Cue Anning opening up to a love that dare not speak its name.
To refer to the craftsmanship of this film is not to denigrate it. Nor is the term meant in a pejorative way. It’s simply that the craftsmanship is very much on display in this hard to love film, often at the expense of the passion, emotion and feeling. Director Francis Lee gives us many contrasts; the austere, Spartan existence of Mary versus the pampered luxury in which Mary‘s object of interest, Charlotte Mercherson (Saoirse Ronan), lives with her largely absent (both physically and emotionally) husband. The turmoil and longing inside Mary versus her closed off, gruff to the point of rudeness exterior. But the film is so busy setting up these contrasts and showing us the small acts of Mary’s enclosed life that it’s hard to become involved in it or care for her happiness.
Ammonite is the sort of festival film that needs critical acclaim to push it forward towards awards/commercial success. The gushing from some critics has been as predictable as the plot of the film. Francis Lee carries a lot of goodwill from his previous film God’s own country. But would the same film have had acclaim if the central romance had been a heterosexual one? There are those who will applaud the explicit lesbian scenes simply because it is two women having sex. Winslet and Ronan certainly go for it, hammer and tongue, as it were. No doubt they didn’t want to be accused of not going the distance. But there’s simply no chemistry between them. The supposed love between them is jarringly unconvincing.
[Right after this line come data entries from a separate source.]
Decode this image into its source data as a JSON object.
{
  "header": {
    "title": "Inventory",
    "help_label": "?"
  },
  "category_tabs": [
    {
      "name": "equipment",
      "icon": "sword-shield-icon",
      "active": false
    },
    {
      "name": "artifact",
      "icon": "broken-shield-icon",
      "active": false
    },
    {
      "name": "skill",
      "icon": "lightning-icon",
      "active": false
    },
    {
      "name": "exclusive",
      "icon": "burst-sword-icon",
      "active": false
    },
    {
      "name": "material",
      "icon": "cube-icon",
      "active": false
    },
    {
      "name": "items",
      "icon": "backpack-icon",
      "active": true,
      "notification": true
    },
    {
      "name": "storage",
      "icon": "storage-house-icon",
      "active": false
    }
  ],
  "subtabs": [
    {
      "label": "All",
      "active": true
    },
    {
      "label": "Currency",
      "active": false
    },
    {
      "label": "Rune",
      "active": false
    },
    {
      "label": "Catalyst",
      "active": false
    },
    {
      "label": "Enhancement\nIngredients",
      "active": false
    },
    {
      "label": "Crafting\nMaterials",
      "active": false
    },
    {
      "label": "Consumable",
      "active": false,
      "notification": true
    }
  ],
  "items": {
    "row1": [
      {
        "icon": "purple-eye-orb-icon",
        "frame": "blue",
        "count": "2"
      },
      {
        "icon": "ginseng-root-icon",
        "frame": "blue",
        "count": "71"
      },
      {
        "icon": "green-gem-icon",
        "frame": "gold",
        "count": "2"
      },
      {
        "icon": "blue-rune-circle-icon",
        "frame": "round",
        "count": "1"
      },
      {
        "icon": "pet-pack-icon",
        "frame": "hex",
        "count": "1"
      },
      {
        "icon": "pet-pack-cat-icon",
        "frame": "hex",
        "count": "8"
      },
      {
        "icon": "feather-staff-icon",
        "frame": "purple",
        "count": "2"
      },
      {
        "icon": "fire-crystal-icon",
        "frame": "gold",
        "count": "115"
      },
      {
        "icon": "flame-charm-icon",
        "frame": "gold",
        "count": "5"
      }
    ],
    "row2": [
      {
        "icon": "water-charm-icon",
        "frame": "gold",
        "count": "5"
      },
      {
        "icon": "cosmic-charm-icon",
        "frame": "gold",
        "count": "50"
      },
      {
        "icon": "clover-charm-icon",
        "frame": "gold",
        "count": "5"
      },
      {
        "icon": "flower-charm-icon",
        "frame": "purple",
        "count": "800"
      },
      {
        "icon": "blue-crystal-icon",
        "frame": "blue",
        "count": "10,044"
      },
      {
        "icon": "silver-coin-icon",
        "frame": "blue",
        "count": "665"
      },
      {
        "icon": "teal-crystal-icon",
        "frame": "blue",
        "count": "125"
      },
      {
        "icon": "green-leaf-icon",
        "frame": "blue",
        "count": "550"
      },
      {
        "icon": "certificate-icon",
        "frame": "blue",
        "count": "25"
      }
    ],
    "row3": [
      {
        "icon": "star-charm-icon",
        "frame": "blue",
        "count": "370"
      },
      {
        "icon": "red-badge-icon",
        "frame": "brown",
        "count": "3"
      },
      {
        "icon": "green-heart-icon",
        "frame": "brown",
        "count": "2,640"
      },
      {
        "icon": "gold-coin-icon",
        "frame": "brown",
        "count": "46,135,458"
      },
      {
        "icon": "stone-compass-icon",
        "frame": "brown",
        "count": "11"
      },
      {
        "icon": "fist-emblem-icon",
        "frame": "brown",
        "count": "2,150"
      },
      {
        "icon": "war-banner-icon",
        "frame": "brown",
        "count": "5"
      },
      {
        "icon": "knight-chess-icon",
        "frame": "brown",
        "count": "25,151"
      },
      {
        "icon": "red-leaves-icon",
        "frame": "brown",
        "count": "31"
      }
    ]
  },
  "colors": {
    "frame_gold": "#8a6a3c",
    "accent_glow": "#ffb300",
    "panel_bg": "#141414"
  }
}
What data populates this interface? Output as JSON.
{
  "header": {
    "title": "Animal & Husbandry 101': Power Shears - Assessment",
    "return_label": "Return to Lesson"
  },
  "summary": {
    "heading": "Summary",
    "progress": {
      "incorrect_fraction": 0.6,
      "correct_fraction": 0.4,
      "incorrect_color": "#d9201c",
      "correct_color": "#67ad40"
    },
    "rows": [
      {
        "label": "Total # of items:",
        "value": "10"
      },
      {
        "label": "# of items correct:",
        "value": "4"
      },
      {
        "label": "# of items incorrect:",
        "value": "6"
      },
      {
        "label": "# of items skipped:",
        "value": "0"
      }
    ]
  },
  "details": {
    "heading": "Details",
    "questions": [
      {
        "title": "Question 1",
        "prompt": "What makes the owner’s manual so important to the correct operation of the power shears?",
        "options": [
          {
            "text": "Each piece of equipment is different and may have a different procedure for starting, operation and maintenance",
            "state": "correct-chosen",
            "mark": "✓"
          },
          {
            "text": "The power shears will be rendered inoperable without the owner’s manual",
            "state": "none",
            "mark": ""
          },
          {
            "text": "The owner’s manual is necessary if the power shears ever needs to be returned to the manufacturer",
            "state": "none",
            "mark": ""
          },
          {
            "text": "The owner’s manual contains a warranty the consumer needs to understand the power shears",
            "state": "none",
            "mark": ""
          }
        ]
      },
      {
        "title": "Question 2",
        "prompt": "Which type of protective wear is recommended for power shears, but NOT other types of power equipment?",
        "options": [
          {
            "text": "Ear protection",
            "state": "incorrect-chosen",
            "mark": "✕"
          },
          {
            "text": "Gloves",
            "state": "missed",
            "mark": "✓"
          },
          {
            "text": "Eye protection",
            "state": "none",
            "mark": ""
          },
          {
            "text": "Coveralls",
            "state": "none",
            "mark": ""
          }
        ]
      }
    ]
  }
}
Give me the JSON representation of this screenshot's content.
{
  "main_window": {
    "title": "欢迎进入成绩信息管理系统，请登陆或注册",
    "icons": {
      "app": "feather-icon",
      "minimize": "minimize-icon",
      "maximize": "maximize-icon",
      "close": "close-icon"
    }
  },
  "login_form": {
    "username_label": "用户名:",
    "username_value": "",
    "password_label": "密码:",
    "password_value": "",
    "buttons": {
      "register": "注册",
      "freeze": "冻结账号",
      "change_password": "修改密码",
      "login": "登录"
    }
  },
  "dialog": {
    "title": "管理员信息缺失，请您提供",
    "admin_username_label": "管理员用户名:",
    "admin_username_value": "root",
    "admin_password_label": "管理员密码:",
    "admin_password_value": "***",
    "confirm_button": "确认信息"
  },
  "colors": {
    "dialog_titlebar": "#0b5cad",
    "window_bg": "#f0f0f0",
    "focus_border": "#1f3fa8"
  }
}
Ammonite is a film clearly made with tender loving care. It is impeccably acted by the small cast and particularly Winslet in the leading role and Ronan as her supporting lady. But it’s a curiously cold, uninvolving, slight story that never really catches fire.